Exercise description = Every line in the data below that has the word "value" should be returned.

Stored data:
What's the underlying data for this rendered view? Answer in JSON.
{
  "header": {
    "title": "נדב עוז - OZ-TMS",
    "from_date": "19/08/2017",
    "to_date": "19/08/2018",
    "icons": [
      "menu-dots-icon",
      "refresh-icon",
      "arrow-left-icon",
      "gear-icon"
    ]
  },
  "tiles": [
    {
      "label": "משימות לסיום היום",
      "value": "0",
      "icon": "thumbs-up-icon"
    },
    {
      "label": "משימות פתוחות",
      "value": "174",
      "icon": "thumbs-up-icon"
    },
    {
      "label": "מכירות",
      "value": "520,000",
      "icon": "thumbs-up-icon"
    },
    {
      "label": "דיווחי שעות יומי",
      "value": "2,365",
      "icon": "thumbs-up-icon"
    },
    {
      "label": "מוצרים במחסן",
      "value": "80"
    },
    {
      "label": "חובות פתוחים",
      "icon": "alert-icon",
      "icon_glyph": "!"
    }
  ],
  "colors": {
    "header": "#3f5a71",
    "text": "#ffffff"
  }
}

Solution =
      "value": "0",
      "value": "174",
      "value": "520,000",
      "value": "2,365",
      "value": "80"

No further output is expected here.